Passage to India
Locally sourced ingredients are the foundation of Ghee Indian Kitchen’s ever changing menu
In the Miami neighborhood of Kendall, the new Indian restaurant, Ghee Indian Kitchen, brings a taste of home for its owner and executive chef, Niven Patel. Created by the Michael’s Genuine Food & Drink alumnus and his wife, Shivani, the restaurant modernizes Gujarati cuisine, rooted in India’s westernmost state.
The bright, industrially designed space invites diners to sample unfamiliar foods, such as lamb kofta (small balls of meat flavored with cashews, raisins and spinach) and backyard pakora, crispy vegetable fritters made with produce from Patel’s family farm in Homestead.
The restaurant is located inside Downtown Dadeland, and unlike neighboring restaurants, such as Harry’s Pizzeria and Pubbelly Sushi, Ghee highlights cuisine that many have never tasted.
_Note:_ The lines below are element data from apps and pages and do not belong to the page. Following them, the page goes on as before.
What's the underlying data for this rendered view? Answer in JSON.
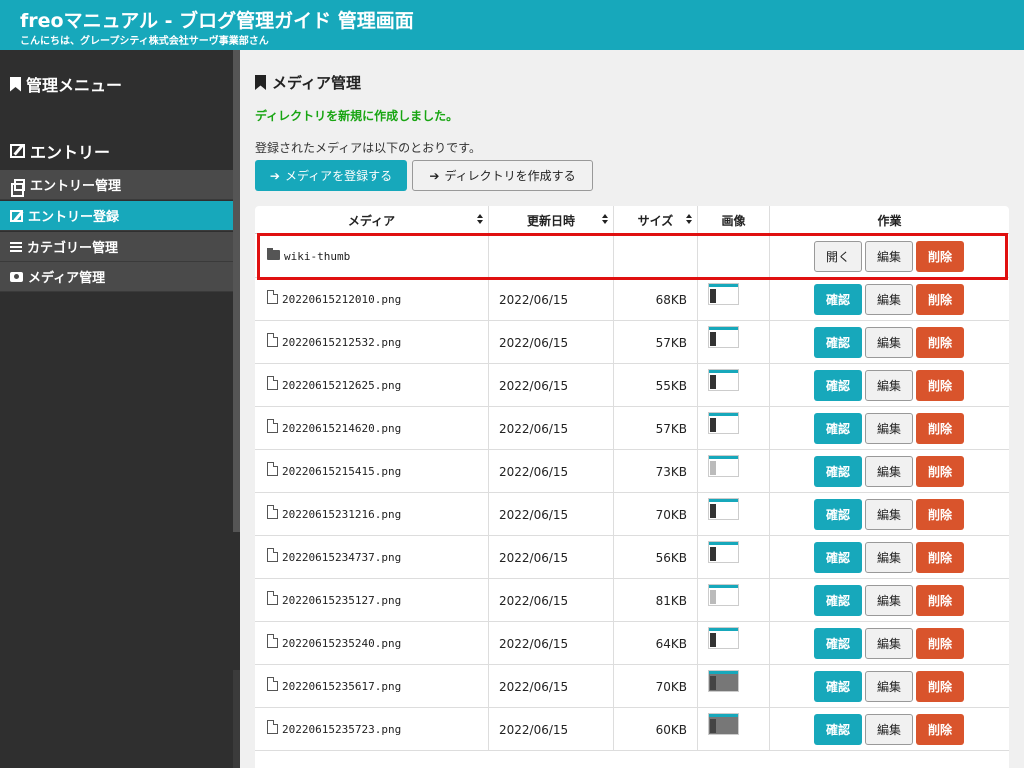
{
  "header": {
    "title": "freoマニュアル - ブログ管理ガイド 管理画面",
    "greeting": "こんにちは、グレープシティ株式会社サーヴ事業部さん"
  },
  "sidebar": {
    "menu_heading": "管理メニュー",
    "entry_heading": "エントリー",
    "items": [
      {
        "label": "エントリー管理",
        "icon": "copy-icon",
        "active": false
      },
      {
        "label": "エントリー登録",
        "icon": "edit-icon",
        "active": true
      },
      {
        "label": "カテゴリー管理",
        "icon": "list-icon",
        "active": false
      },
      {
        "label": "メディア管理",
        "icon": "camera-icon",
        "active": false
      }
    ]
  },
  "main": {
    "heading": "メディア管理",
    "success_message": "ディレクトリを新規に作成しました。",
    "intro": "登録されたメディアは以下のとおりです。",
    "register_button": "メディアを登録する",
    "create_dir_button": "ディレクトリを作成する",
    "columns": {
      "media": "メディア",
      "updated": "更新日時",
      "size": "サイズ",
      "image": "画像",
      "actions": "作業"
    },
    "actions": {
      "open": "開く",
      "confirm": "確認",
      "edit": "編集",
      "delete": "削除"
    },
    "directory": {
      "name": "wiki-thumb"
    },
    "files": [
      {
        "name": "20220615212010.png",
        "date": "2022/06/15",
        "size": "68KB"
      },
      {
        "name": "20220615212532.png",
        "date": "2022/06/15",
        "size": "57KB"
      },
      {
        "name": "20220615212625.png",
        "date": "2022/06/15",
        "size": "55KB"
      },
      {
        "name": "20220615214620.png",
        "date": "2022/06/15",
        "size": "57KB"
      },
      {
        "name": "20220615215415.png",
        "date": "2022/06/15",
        "size": "73KB"
      },
      {
        "name": "20220615231216.png",
        "date": "2022/06/15",
        "size": "70KB"
      },
      {
        "name": "20220615234737.png",
        "date": "2022/06/15",
        "size": "56KB"
      },
      {
        "name": "20220615235127.png",
        "date": "2022/06/15",
        "size": "81KB"
      },
      {
        "name": "20220615235240.png",
        "date": "2022/06/15",
        "size": "64KB"
      },
      {
        "name": "20220615235617.png",
        "date": "2022/06/15",
        "size": "70KB"
      },
      {
        "name": "20220615235723.png",
        "date": "2022/06/15",
        "size": "60KB"
      }
    ]
  },
  "colors": {
    "accent": "#17a8bb",
    "sidebar_bg": "#2f2f2f",
    "success": "#18a512",
    "danger": "#d9542c",
    "highlight": "#e01010"
  }
}
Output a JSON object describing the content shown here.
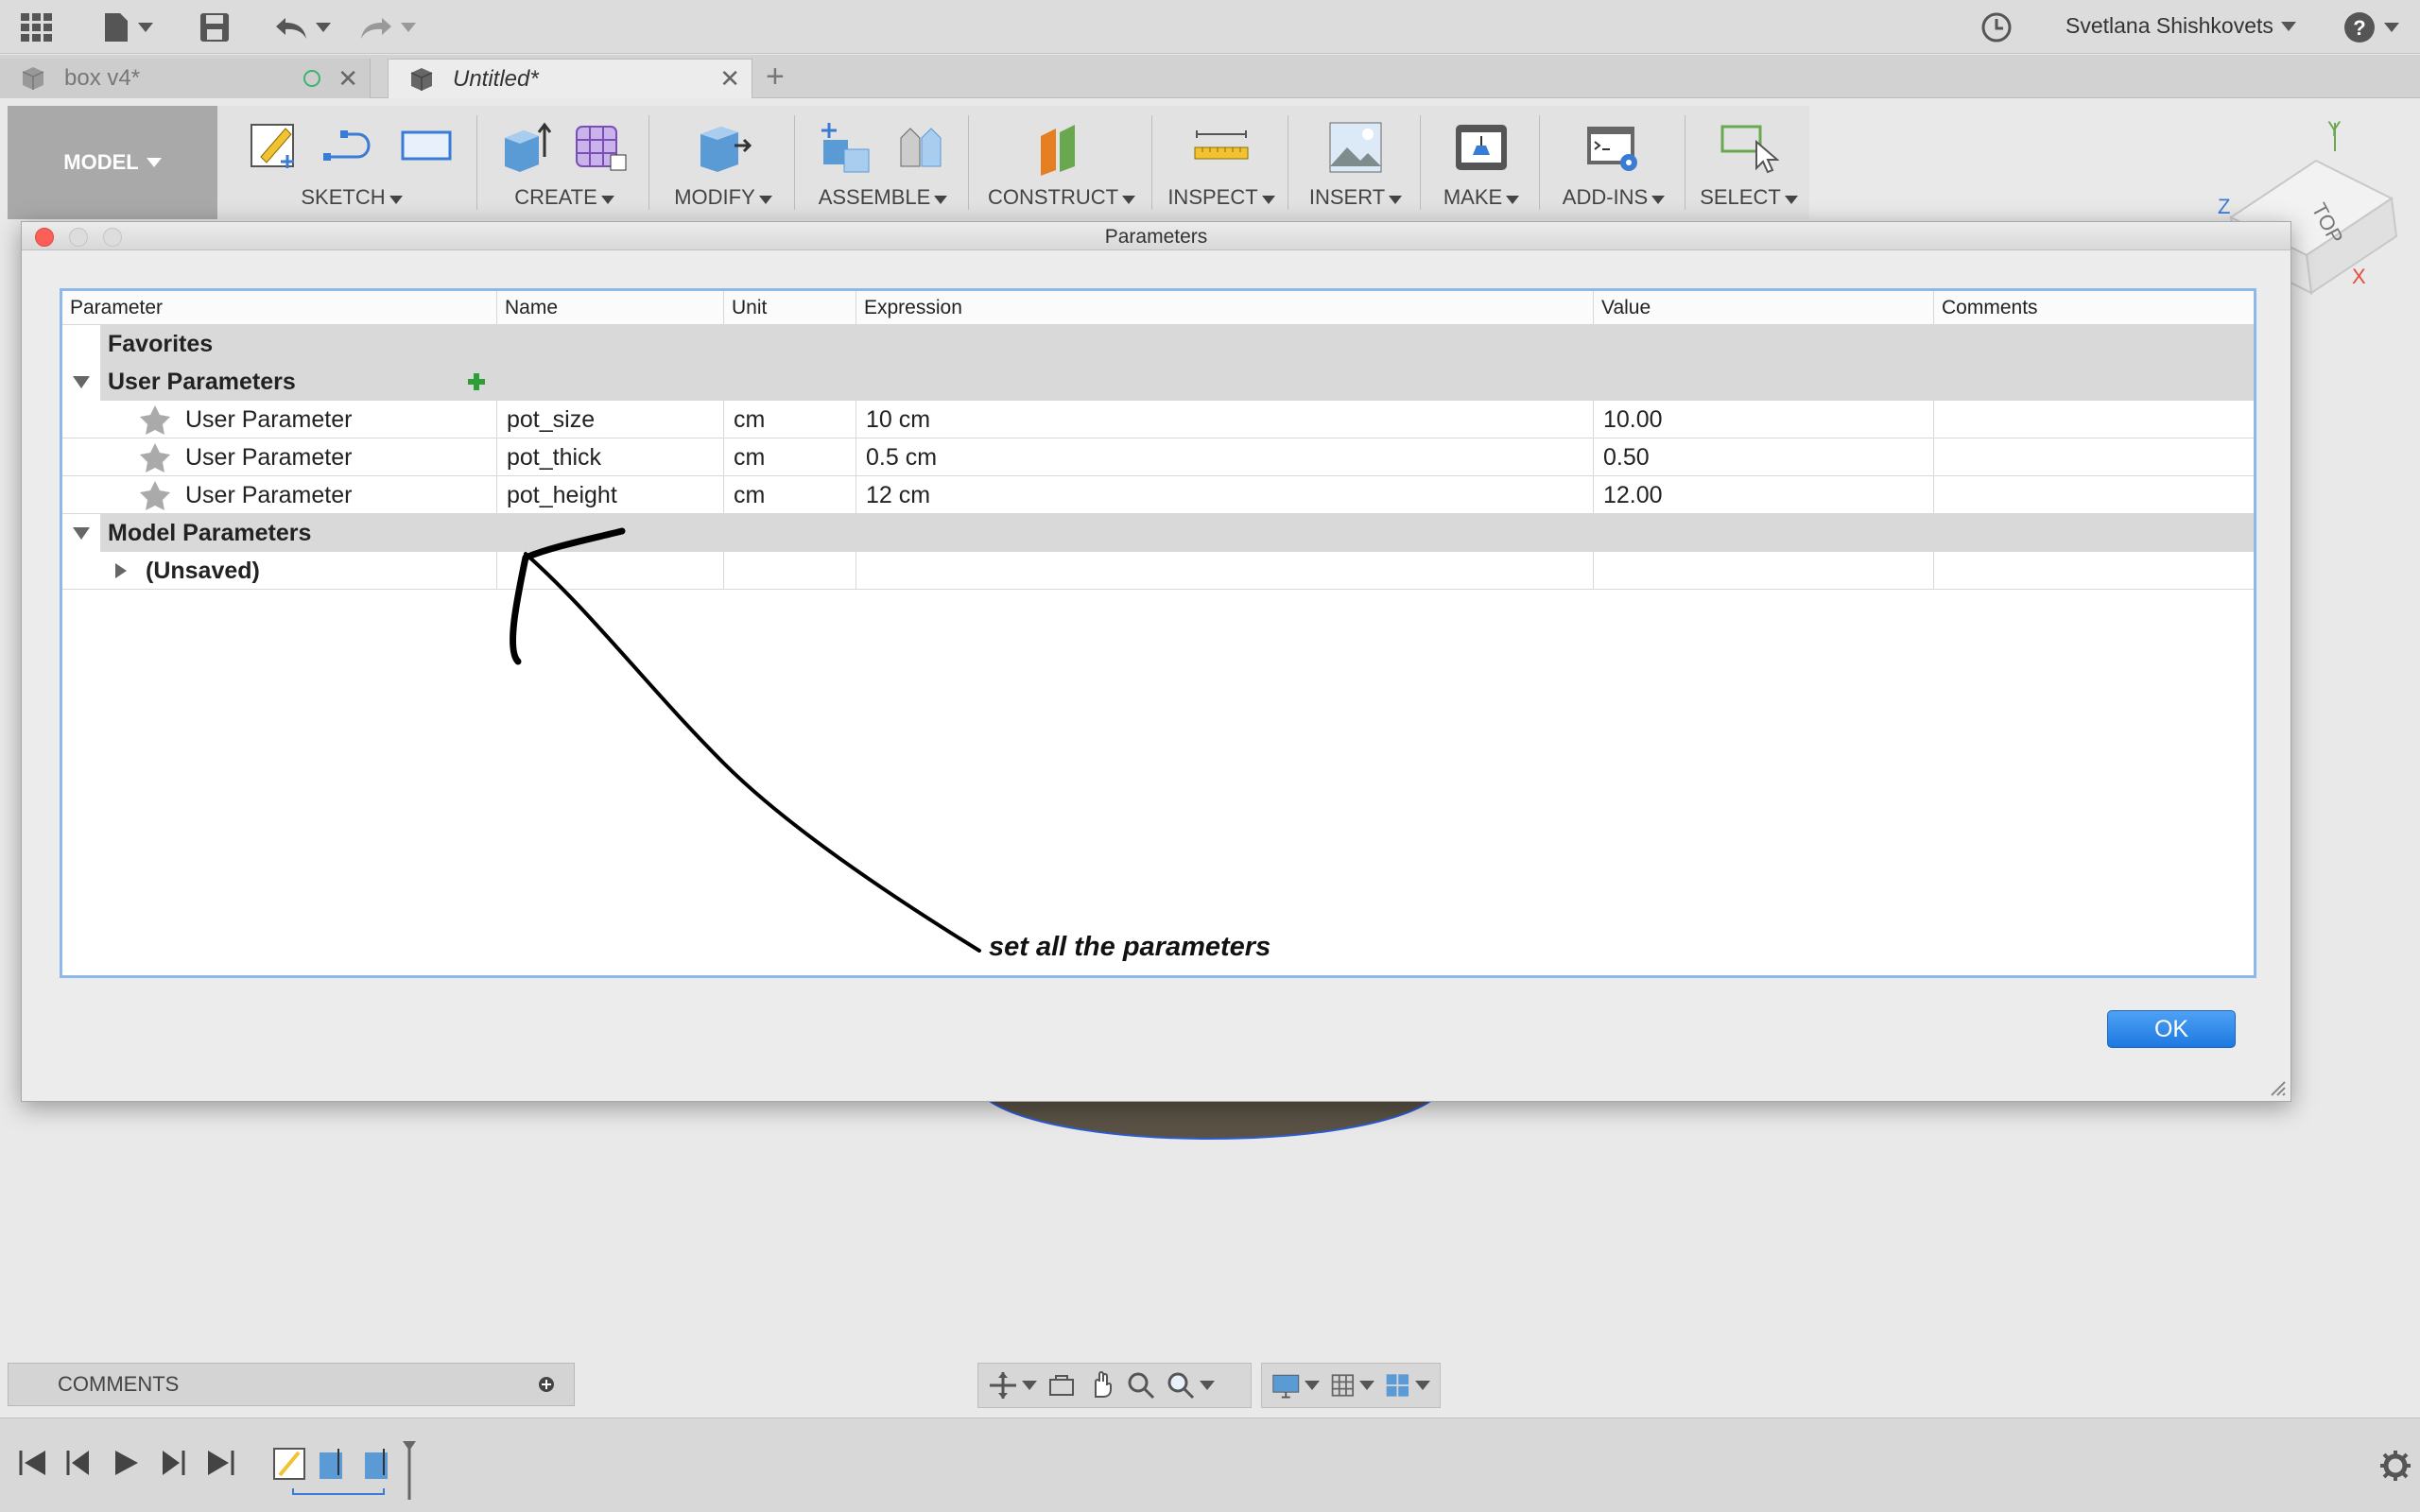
{
  "user": {
    "name": "Svetlana Shishkovets"
  },
  "tabs": [
    {
      "label": "box v4*"
    },
    {
      "label": "Untitled*"
    }
  ],
  "toolbar": {
    "workspace": "MODEL",
    "groups": [
      "SKETCH",
      "CREATE",
      "MODIFY",
      "ASSEMBLE",
      "CONSTRUCT",
      "INSPECT",
      "INSERT",
      "MAKE",
      "ADD-INS",
      "SELECT"
    ]
  },
  "viewcube": {
    "face": "TOP",
    "axes": {
      "x": "X",
      "y": "Y",
      "z": "Z"
    }
  },
  "dialog": {
    "title": "Parameters",
    "columns": [
      "Parameter",
      "Name",
      "Unit",
      "Expression",
      "Value",
      "Comments"
    ],
    "groups": {
      "favorites": "Favorites",
      "user": "User Parameters",
      "model": "Model Parameters",
      "unsaved": "(Unsaved)"
    },
    "rows": [
      {
        "parameter": "User Parameter",
        "name": "pot_size",
        "unit": "cm",
        "expression": "10 cm",
        "value": "10.00",
        "comments": ""
      },
      {
        "parameter": "User Parameter",
        "name": "pot_thick",
        "unit": "cm",
        "expression": "0.5 cm",
        "value": "0.50",
        "comments": ""
      },
      {
        "parameter": "User Parameter",
        "name": "pot_height",
        "unit": "cm",
        "expression": "12 cm",
        "value": "12.00",
        "comments": ""
      }
    ],
    "annotation": "set all the parameters",
    "ok": "OK"
  },
  "bottom": {
    "comments": "COMMENTS"
  }
}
“What we’re doing here is different from any other restaurant,” Patel says. “Most people who know Indian food only know one type, and it’s not like this.”
Patel named the restaurant after a type of clarified butter that is commonly used in cooking and medicine. Inspired by the concept of purity in Indian-style cooking, Patel uses unalloyed spices to enhance flavor instead of thick sauces and curry powders that overtake a plate.
“The way we cook and eat is so unique,” he says. “The flavors and their profiles are something that many people have never tried.”
Ghee’s menu is best described as a selection of dishes you would find on Patel’s dinner table. Plates rotate almost nightly, with Patel designing each one based on what is available on his two-acre farm, named Rancho Patel. He sources ingredients that he cannot grow or produce himself from other local purveyors.
The restaurant’s menus are printed daily, so there’s no guarantee a dish available during one visit will be there again. However, as the restaurant develops, Patel says he will create a lineup of staples that will be offered for longer periods of time.
“We connected with local farmers there, where they grow amazing grains that they harvest and ship to the restaurant,” he says. “Every time someone orders the dish, they’re supporting the village in rural India.”
Other popular plates, which are likely to stick around for some time, include chicken tikka masala, smoked-chicken samosas, aged-cheddar naan and saffron swordfish. The restaurant offers a family-style tasting menu, which serves three large plates designed to feed a whole table.
The restaurant partnered with J. Wakefield Brewing to create a unique beer menu, including Paan Wala, a saison (pale ale) with mangoes, fennel seeds and coriander, served in a golden can that features an illustration of Patel. Ghee also offers organic wines with a sake-based cocktail menu in the works.
“It all depends on what we feel like cooking that day,” Patel says. “That’s the fun part of being a chef and running a restaurant. It’s totally different from day to day.”
Since Ghee opened in May, Patel says the restaurant is doing better than expected. The 70-seat space, designed by Patel and Shivani, was custom-made in India, including the mango wood tables and the lighting. The restaurant’s spice wall features more than 240 varieties, all sourced from India and blended by Patel.
“What I want is to create more of a neighborhood restaurant where people feel at home,” he says. “It’s about having a great meal and not having to get all dressed up.”
For now, Patel is focused on growing Ghee into a Miami culinary mainstay. But he is open to expanding the concept down the line.
“I’m pleasantly surprised with the way Miami has reacted to our food,” he says. “I’m really enjoying this right now, and I want to enjoy it all before I do it again.”
Ghee Indian Kitchen
Location: 8965 SW 72nd Place, Miami
Hours: Tuesday-Thursday, 5-10 p.m.; Friday-Saturday, 5-11 p.m.; Sunday brunch, noon-3:30 p.m.
Contact: 305.968.1850; gheemiami.com